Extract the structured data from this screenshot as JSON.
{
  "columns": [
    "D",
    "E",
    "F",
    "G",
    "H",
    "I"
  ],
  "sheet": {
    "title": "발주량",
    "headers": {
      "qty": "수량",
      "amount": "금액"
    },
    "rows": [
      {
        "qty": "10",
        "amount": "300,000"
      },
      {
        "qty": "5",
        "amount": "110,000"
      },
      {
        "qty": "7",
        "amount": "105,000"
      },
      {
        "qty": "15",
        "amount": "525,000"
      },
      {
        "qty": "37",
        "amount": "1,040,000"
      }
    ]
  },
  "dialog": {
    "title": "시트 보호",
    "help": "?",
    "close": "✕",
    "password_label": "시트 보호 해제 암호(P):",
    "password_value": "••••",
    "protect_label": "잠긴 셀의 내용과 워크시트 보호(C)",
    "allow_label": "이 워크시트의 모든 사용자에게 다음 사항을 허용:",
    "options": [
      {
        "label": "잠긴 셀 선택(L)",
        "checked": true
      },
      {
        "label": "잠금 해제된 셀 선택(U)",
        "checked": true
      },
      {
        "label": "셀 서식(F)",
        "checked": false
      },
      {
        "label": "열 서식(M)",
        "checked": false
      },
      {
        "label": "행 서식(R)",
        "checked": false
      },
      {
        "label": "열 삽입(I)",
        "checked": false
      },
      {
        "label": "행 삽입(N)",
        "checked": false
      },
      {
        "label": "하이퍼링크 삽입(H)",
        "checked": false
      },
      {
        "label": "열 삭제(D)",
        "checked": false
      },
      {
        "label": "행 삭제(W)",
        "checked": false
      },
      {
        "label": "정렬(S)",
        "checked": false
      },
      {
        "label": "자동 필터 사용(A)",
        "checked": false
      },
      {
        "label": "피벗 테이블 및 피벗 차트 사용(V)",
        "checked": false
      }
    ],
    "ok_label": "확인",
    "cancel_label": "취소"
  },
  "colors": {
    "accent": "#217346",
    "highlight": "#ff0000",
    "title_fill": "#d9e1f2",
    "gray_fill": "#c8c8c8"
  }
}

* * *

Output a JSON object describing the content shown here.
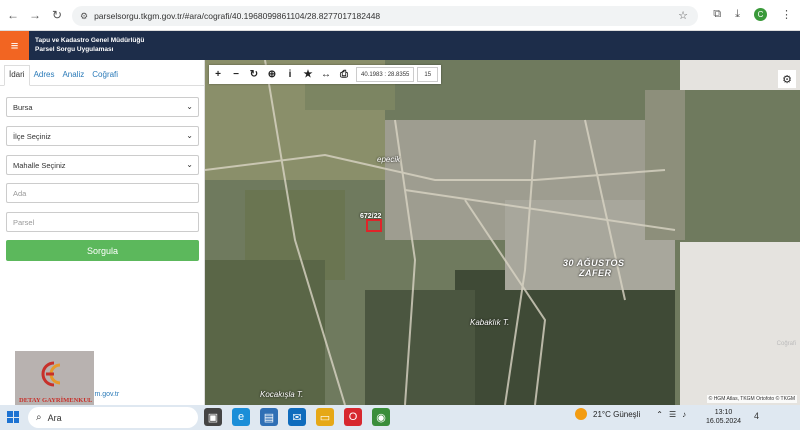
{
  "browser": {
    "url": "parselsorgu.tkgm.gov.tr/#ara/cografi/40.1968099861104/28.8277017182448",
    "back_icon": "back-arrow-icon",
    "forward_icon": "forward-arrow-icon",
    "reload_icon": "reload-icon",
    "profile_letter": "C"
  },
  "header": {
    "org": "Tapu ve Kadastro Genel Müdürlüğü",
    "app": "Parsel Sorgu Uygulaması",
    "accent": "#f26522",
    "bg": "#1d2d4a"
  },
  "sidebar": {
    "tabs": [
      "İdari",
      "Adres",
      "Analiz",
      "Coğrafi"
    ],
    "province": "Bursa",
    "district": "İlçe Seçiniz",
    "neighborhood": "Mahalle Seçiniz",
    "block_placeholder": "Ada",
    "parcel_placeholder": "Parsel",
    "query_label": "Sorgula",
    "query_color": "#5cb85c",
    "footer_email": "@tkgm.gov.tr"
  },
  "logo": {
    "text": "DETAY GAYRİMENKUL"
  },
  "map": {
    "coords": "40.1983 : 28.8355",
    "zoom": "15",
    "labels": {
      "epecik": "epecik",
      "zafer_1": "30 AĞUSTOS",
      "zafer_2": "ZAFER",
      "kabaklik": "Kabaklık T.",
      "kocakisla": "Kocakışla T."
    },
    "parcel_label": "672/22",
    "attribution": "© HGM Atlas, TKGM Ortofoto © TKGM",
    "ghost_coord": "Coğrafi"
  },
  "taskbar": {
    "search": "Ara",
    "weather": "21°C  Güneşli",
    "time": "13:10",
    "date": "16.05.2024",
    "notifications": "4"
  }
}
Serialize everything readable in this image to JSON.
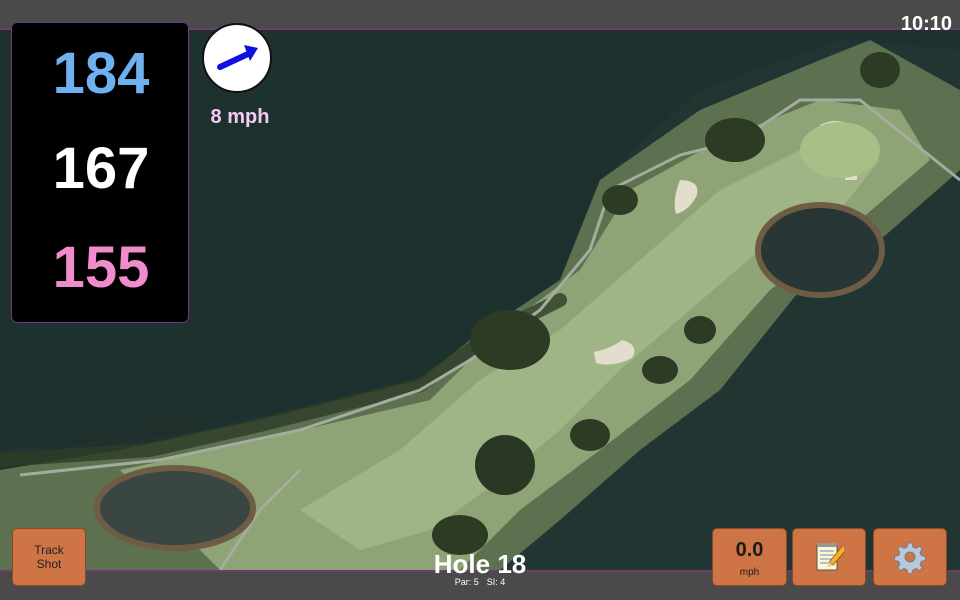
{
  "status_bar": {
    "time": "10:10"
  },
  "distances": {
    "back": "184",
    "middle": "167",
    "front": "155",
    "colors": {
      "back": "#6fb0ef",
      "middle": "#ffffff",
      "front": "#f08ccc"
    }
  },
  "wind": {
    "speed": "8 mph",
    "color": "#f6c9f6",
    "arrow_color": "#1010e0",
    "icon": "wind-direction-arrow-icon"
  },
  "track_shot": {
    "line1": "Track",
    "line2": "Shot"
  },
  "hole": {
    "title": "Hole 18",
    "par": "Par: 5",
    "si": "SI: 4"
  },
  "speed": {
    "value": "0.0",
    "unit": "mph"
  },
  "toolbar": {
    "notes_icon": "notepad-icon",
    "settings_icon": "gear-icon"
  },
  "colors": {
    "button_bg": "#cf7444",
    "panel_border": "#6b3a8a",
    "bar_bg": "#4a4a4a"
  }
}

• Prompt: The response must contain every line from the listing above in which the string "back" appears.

• Response for this exercise:
    "back_icon": "back-arrow-icon",
    "back": "184",
      "back": "#6fb0ef",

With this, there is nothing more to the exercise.